Since then, Black Friday has changed dramatically for most of its shoppers in Canada, the United States and Mexico when retailers took it to the extreme in 2011 and opened at midnight instead of its early morning 5 or 6 a.m hours. In 2012 some retailers, such as Walmart, began a “Gray Thursday” when they kicked off the shopping season with their sales starting Thanksgiving evening at 8 p.m.

Those who prefer to avoid the Black Friday craze wait anxiously until Cyber Monday to start their shopping. Since its first use of the term in 2005 by, online shopping on Cyber Monday spread to not only countries that participate in Black Friday but also to Chile, China, Colombia, Germany, Ireland, Portugal and the UK.

Since its first appearance, Cyber Monday’s success has risen over the years. Retailers across the globe jumped at the chance to increase their sales by providing discounts and promotions online, and Cyber Monday’s sales quickly started to compete with Black Friday’s.

Last year Cyber Monday’s online sales grew by 20.6% and recorded its highest grossing day at $2,290 million. Based on its growing trend throughout the years, online shopping on Cyber Monday is only going to keep growing.

Black Friday and Cyber Monday are hugely dominated by the big retailers, so what about small, local businesses? Among the enthusiasm of spending money at big-name stores, businesses close to home weren’t receiving the attention of shoppers as much as they potentially could.

To combat this problem, American Express promoted and advertised Small Business Saturday the weekend after Thanksgiving. This event was first observed on November 27, 2010, and it encouraged holiday shoppers to “patronize brick and mortar businesses that are small and local”.

As the days of the year dwindle down and the holiday season approaches, it’s certain that we’re going to empty our wallets a bit on gifts for family, friends, co-workers or even ourselves. As you’re wandering the aisles or browsing the sites of headliner stores, consider taking the trip to visit and help out the local businesses around Indianapolis, such as maybe the shops of Broad Ripple, or even the small businesses you see every day driving down the road.

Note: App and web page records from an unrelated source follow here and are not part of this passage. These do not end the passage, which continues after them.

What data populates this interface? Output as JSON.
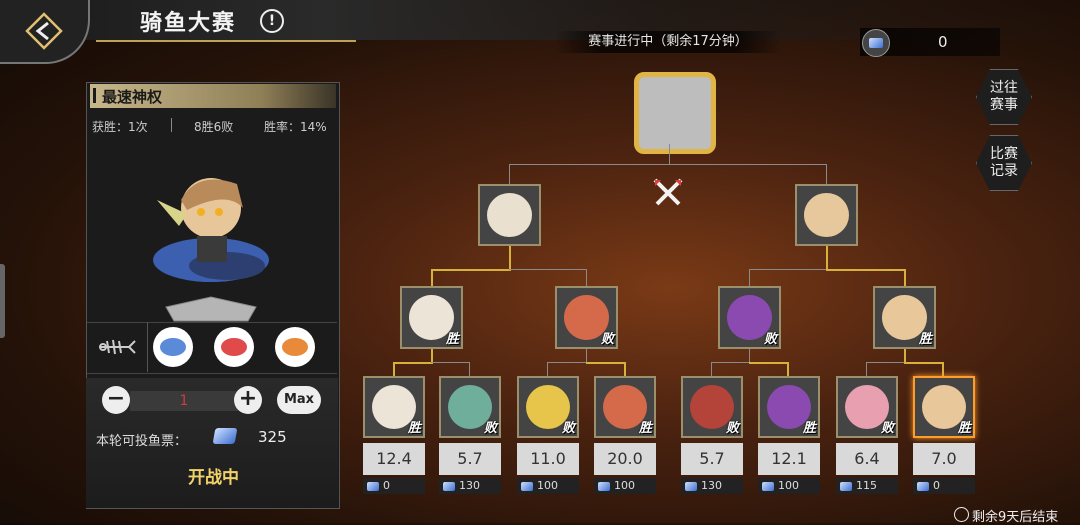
{
  "header": {
    "title": "骑鱼大赛",
    "info_icon": "!"
  },
  "panel": {
    "title": "最速神权",
    "wins_label": "获胜：1次",
    "record": "8胜6败",
    "win_rate": "胜率：14%"
  },
  "bet": {
    "minus": "−",
    "plus": "+",
    "value": "1",
    "max_label": "Max",
    "vote_label": "本轮可投鱼票：",
    "vote_count": "325",
    "status": "开战中"
  },
  "tournament": {
    "status_text": "赛事进行中（剩余17分钟）",
    "semis": [
      {
        "face": "#e9e0d0"
      },
      {
        "face": "#e6c89c"
      }
    ],
    "quarters": [
      {
        "result": "胜",
        "face": "#ece4d6"
      },
      {
        "result": "败",
        "face": "#d46a4a"
      },
      {
        "result": "败",
        "face": "#8a4ab0"
      },
      {
        "result": "胜",
        "face": "#e8c79a"
      }
    ],
    "first_round": [
      {
        "result": "胜",
        "odds": "12.4",
        "bets": "0",
        "face": "#ece4d6"
      },
      {
        "result": "败",
        "odds": "5.7",
        "bets": "130",
        "face": "#6fae9a"
      },
      {
        "result": "败",
        "odds": "11.0",
        "bets": "100",
        "face": "#e7c44a"
      },
      {
        "result": "胜",
        "odds": "20.0",
        "bets": "100",
        "face": "#d46a4a"
      },
      {
        "result": "败",
        "odds": "5.7",
        "bets": "130",
        "face": "#b4433a"
      },
      {
        "result": "胜",
        "odds": "12.1",
        "bets": "100",
        "face": "#8a4ab0"
      },
      {
        "result": "败",
        "odds": "6.4",
        "bets": "115",
        "face": "#e8a0b0"
      },
      {
        "result": "胜",
        "odds": "7.0",
        "bets": "0",
        "face": "#e8c79a"
      }
    ]
  },
  "currency": {
    "value": "0"
  },
  "side_buttons": {
    "past": "过往\n赛事",
    "records": "比赛\n记录"
  },
  "footer": {
    "remaining": "剩余9天后结束"
  },
  "colors": {
    "gold": "#d8b13a",
    "accent_orange": "#ff9c2a",
    "panel_title": "#c8b78a"
  }
}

Either way, shopping this holiday season is sure to be as busy and thriving as it has been in the past years.